cover image Scars of War, Wounds of Peace: The Arab-Israeli Tragedy

Scars of War, Wounds of Peace: The Arab-Israeli Tragedy

Shlomo Ben-Ami, . . Oxford, $30 (354pp) ISBN 978-0-19-518158-6

Equal representation of all sides should be a goal for anyone who seriously wants to reconstruct the history of the Arab-Israeli conflict, which has proved itself to be one of the most persistent in modern history. In that respect, this book, which begins with the birth of Zionism in the late 19th century, comes as close as one could possibly hope for. Ben-Ami, who has served as both Israel's minister of foreign affairs and minister of public security and who is also an Oxford-trained historian, quotes sources from both sides of the conflict and takes great pains to represent all the major points of view. Equally notable is the evenhandedness of his criticisms.
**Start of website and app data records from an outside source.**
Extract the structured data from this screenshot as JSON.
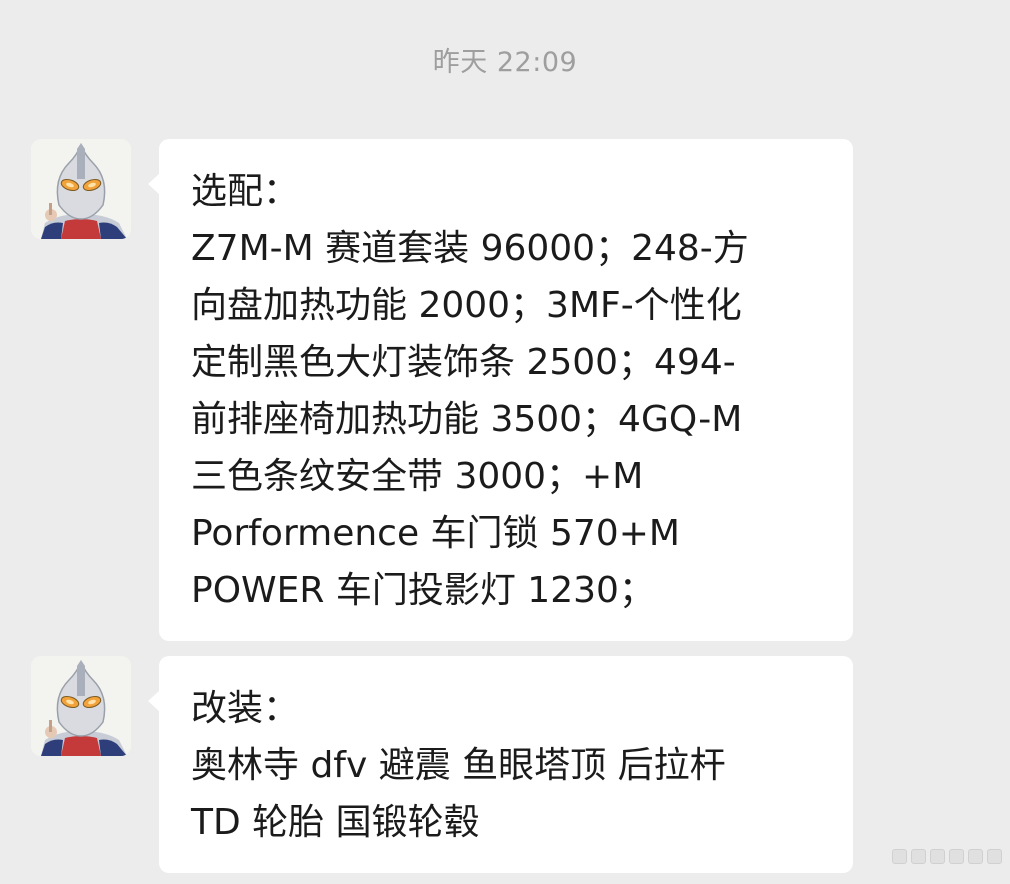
{
  "timestamp": "昨天 22:09",
  "messages": [
    {
      "lines": [
        "选配：",
        "Z7M-M 赛道套装 96000；248-方",
        "向盘加热功能 2000；3MF-个性化",
        "定制黑色大灯装饰条 2500；494-",
        "前排座椅加热功能 3500；4GQ-M",
        "三色条纹安全带 3000；+M",
        "Porformence 车门锁   570+M",
        "POWER 车门投影灯  1230；"
      ]
    },
    {
      "lines": [
        "改装：",
        "奥林寺 dfv 避震 鱼眼塔顶 后拉杆",
        "TD 轮胎 国锻轮毂"
      ]
    }
  ]
}
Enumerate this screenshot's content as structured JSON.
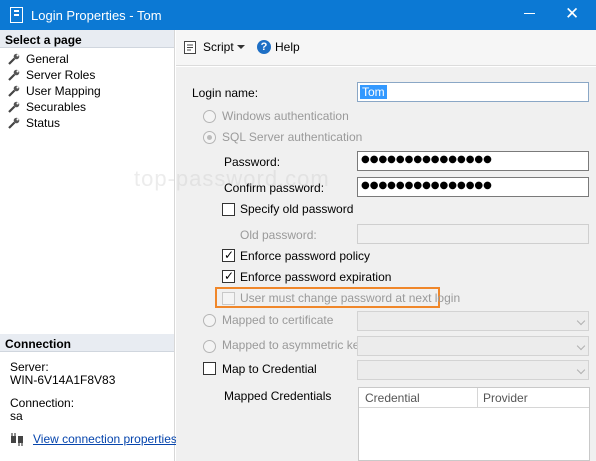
{
  "window": {
    "title": "Login Properties - Tom",
    "close_glyph": "✕"
  },
  "left_pane": {
    "select_page_heading": "Select a page",
    "pages": [
      {
        "label": "General",
        "icon": "wrench-icon"
      },
      {
        "label": "Server Roles",
        "icon": "wrench-icon"
      },
      {
        "label": "User Mapping",
        "icon": "wrench-icon"
      },
      {
        "label": "Securables",
        "icon": "wrench-icon"
      },
      {
        "label": "Status",
        "icon": "wrench-icon"
      }
    ],
    "connection_heading": "Connection",
    "server_label": "Server:",
    "server_value": "WIN-6V14A1F8V83",
    "connection_label": "Connection:",
    "connection_value": "sa",
    "view_link": "View connection properties"
  },
  "toolbar": {
    "script_label": "Script",
    "help_label": "Help"
  },
  "form": {
    "login_name_label": "Login name:",
    "login_name_value": "Tom",
    "windows_auth_label": "Windows authentication",
    "sql_auth_label": "SQL Server authentication",
    "password_label": "Password:",
    "password_mask": "●●●●●●●●●●●●●●●",
    "confirm_password_label": "Confirm password:",
    "confirm_password_mask": "●●●●●●●●●●●●●●●",
    "specify_old_label": "Specify old password",
    "old_password_label": "Old password:",
    "enforce_policy_label": "Enforce password policy",
    "enforce_expiration_label": "Enforce password expiration",
    "must_change_label": "User must change password at next login",
    "mapped_cert_label": "Mapped to certificate",
    "mapped_key_label": "Mapped to asymmetric key",
    "map_credential_label": "Map to Credential",
    "mapped_credentials_label": "Mapped Credentials",
    "grid_headers": [
      "Credential",
      "Provider"
    ]
  },
  "checkmark": "✓",
  "watermark": "top-password.com",
  "colors": {
    "titlebar": "#0c79d4",
    "highlight": "#f0872a",
    "selection": "#3399ff"
  }
}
Ben-Ami proves perfectly willing to take to task near-mythic heroes from both sides—he's as critical of David Ben-Gurion (for his paranoid and messianic vision of territorial conquest) as he is of Yassir Arafat (for his self-serving political maneuvers and tactical blunders). One senses that comprehensive understanding and mutual respect are crucial motives for the author, who bore personal witness to the collapse of the Camp David summit led by Bill Clinton in 2000. With its insider perspective to this and other seminal events in the troubled peace process, this book is an important and outstanding contribution to the field. (Feb.)